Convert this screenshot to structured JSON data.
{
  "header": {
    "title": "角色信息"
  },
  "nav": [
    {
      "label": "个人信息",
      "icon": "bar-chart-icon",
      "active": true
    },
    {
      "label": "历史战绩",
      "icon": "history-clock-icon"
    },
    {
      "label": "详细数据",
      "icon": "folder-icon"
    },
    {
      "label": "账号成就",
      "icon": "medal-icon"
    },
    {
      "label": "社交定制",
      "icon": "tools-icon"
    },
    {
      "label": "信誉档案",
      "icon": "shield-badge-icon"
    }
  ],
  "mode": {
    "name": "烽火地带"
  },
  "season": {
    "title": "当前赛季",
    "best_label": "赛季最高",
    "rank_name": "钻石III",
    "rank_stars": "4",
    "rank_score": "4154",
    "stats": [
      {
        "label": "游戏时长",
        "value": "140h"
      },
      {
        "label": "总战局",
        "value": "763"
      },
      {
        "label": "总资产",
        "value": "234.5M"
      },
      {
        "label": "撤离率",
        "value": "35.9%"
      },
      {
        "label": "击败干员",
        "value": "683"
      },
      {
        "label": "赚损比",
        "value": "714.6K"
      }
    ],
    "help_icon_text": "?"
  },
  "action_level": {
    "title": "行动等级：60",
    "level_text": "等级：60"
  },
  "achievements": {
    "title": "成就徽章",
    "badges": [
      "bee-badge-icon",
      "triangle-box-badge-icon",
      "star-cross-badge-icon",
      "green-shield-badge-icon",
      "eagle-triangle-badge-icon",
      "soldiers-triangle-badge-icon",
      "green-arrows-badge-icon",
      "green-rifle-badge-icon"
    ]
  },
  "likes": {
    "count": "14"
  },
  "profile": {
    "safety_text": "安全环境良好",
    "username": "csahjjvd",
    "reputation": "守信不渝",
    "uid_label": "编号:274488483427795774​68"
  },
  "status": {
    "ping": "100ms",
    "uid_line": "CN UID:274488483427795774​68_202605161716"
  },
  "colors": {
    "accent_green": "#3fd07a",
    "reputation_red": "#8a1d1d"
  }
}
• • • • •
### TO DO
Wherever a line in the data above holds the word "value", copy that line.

### ANSWER BOX
        "value": "140h"
        "value": "763"
        "value": "234.5M"
        "value": "35.9%"
        "value": "683"
        "value": "714.6K"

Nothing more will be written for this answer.